State Sen. Carlos Uresti leaves San Antonio's federal courthouse after being indicted on fraud and bribery charges
After the feds raided his downtown law office earlier this year, it seemed like just a matter of time before State Sen. Carlos Uresti faced legal trouble for his involvement in a now-defunct fracking company accused of defrauding investors.
So when the feds unsealed criminal indictments against Uresti this week, the surprise was not so much that he'd been charged but rather that prosectors have built another separate case against the longstanding San Antonio lawmaker, charging him in an alleged bribery scandal to secure a private prison contract at a West Texas detention center where inmates have rioted over squalid conditions.
On Thursday, the official that Uresti is accused of helping bribe signed a plea deal with federal prosecutors, as first reported by the Express-News
, agreeing to "fully cooperate" in the investigation.
Uresti was charged earlier this week with conspiracy to commit bribery and money laundering alongside Vernon C. Farthing III, president of Physicians Network Alliance, a company that
in 2006 was awarded the multi-million dollar contract to provide healthcare for inmates at the Reeves County Detention Center, which largely houses border crossers charged with illegal re-entry.
As we reported earlier this week
, civil rights groups have long claimed that inmates in Reeves County suffer from dangerously deficient health care. In 2008, inmates rioted at the facility, setting mattresses on fire and taking staff hostage after an epileptic prisoner died from a seizure he suffered in solitary confinement after complaining that staff had withheld his anti-seizure meds. Carl Takei, a staff attorney with the ACLU's National Prison Project, reacted to the charges this way: "If the allegations in the indictment are correct, then people getting rich off this contract led directly to human suffering inside that prison."

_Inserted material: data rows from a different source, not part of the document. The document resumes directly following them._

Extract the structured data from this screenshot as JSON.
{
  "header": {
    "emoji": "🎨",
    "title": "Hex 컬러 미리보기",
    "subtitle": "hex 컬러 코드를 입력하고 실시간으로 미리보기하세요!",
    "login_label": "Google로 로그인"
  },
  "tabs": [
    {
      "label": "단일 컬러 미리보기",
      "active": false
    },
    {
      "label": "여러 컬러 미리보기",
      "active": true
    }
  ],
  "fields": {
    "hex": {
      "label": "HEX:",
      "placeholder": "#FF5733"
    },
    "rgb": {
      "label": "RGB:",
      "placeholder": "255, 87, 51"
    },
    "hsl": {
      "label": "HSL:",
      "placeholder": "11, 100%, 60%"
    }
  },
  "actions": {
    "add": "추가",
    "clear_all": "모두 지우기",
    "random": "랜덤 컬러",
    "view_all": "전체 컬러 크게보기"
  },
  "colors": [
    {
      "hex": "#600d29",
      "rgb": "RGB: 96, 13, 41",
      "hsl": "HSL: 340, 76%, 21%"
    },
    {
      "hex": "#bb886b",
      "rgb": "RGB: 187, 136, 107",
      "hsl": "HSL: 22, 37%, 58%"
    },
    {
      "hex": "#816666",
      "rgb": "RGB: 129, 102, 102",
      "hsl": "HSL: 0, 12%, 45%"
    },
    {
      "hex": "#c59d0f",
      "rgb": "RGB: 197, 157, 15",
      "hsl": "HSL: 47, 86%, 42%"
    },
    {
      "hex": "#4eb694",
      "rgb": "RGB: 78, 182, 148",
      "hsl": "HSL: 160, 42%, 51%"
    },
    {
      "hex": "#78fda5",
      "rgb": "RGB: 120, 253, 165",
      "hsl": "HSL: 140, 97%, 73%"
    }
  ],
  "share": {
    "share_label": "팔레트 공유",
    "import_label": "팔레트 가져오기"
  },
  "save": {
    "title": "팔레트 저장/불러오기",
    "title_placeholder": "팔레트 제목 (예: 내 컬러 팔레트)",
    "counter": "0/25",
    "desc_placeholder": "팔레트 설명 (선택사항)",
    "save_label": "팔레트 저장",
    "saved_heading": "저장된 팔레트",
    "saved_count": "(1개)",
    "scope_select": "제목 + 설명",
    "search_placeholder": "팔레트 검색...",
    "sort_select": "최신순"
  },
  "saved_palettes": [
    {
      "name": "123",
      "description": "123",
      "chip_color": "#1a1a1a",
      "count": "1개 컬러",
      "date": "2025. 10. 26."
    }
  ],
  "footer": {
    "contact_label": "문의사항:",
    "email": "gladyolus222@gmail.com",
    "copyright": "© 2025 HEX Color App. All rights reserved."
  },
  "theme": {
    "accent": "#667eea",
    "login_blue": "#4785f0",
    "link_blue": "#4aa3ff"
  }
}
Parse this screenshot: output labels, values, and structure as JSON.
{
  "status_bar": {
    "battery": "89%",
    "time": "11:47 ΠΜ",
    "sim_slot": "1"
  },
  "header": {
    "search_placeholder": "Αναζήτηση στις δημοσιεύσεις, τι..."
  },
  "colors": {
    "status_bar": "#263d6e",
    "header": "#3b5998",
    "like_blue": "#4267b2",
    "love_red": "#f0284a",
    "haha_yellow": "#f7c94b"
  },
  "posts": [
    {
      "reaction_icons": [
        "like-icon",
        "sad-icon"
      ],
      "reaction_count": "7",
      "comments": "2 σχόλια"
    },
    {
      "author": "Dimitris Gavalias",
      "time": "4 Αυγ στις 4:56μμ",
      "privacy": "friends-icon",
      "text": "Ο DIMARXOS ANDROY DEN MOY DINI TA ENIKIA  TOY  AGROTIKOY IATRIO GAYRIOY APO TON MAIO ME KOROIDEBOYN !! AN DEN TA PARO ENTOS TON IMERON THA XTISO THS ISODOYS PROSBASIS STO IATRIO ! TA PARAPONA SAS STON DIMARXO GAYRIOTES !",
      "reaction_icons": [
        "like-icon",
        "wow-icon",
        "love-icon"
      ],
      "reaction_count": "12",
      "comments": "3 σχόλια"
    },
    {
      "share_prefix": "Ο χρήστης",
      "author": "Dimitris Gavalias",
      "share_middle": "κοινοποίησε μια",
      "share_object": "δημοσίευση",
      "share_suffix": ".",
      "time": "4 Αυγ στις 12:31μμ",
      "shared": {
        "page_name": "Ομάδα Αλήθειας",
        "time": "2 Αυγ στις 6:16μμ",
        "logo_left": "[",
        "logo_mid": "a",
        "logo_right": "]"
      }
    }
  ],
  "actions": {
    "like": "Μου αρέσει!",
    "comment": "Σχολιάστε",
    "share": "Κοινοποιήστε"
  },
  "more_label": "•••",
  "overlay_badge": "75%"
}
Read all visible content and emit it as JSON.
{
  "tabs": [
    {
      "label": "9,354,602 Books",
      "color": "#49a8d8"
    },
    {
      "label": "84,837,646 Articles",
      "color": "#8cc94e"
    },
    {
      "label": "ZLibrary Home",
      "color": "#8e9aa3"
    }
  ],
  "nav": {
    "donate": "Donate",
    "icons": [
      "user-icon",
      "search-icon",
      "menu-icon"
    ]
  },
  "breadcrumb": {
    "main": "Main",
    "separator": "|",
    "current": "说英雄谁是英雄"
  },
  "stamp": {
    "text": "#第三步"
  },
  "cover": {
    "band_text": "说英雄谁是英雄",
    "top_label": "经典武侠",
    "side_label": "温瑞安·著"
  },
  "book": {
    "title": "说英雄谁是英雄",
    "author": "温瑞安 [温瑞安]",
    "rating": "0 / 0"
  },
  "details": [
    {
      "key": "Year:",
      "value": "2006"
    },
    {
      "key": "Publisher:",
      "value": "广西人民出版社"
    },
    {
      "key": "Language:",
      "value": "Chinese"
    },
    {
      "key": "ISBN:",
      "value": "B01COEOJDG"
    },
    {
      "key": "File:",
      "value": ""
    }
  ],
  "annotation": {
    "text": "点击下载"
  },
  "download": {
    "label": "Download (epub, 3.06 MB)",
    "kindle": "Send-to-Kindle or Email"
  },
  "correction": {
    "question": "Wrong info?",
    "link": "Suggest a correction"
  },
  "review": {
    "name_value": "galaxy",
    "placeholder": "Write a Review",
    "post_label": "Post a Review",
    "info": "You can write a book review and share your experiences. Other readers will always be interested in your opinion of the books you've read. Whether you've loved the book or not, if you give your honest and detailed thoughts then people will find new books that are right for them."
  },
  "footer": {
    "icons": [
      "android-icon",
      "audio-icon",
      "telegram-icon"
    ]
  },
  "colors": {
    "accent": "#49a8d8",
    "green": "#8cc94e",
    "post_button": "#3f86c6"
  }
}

Court records unsealed this week allege that former Reeves County Judge Jimmy Galindo agreed to shepherd PNA's the contract through the local commissioners court (which is in charge of subcontracting out services at Reeves) in exchange for kickbacks and the "promises of future payments" from the company. The feds claim PNA then hired Uresti as a "consultant" for "marketing services" who in reality acted as the middleman for bribe money flowing to the county judge. Prosecutors say PNA and its "successor companies" paid Uresti some $120,000 a year for the past decade, about half of which Uresti then paid out to Galindo.
Galindo's plea agreement, signed late Thursday, claims he gave PNA inside information to help the company craft a lucrative bid. Court documents also accuse Uresti of using his law firm and consulting company, Turning Point Strategies, to "hide and cover-up this conspiracy from the taxpayers, citizens and county commissioners of Reeves County."
Lawyers for both Uresti and Farthing have said they look forward to proving their innocence in court.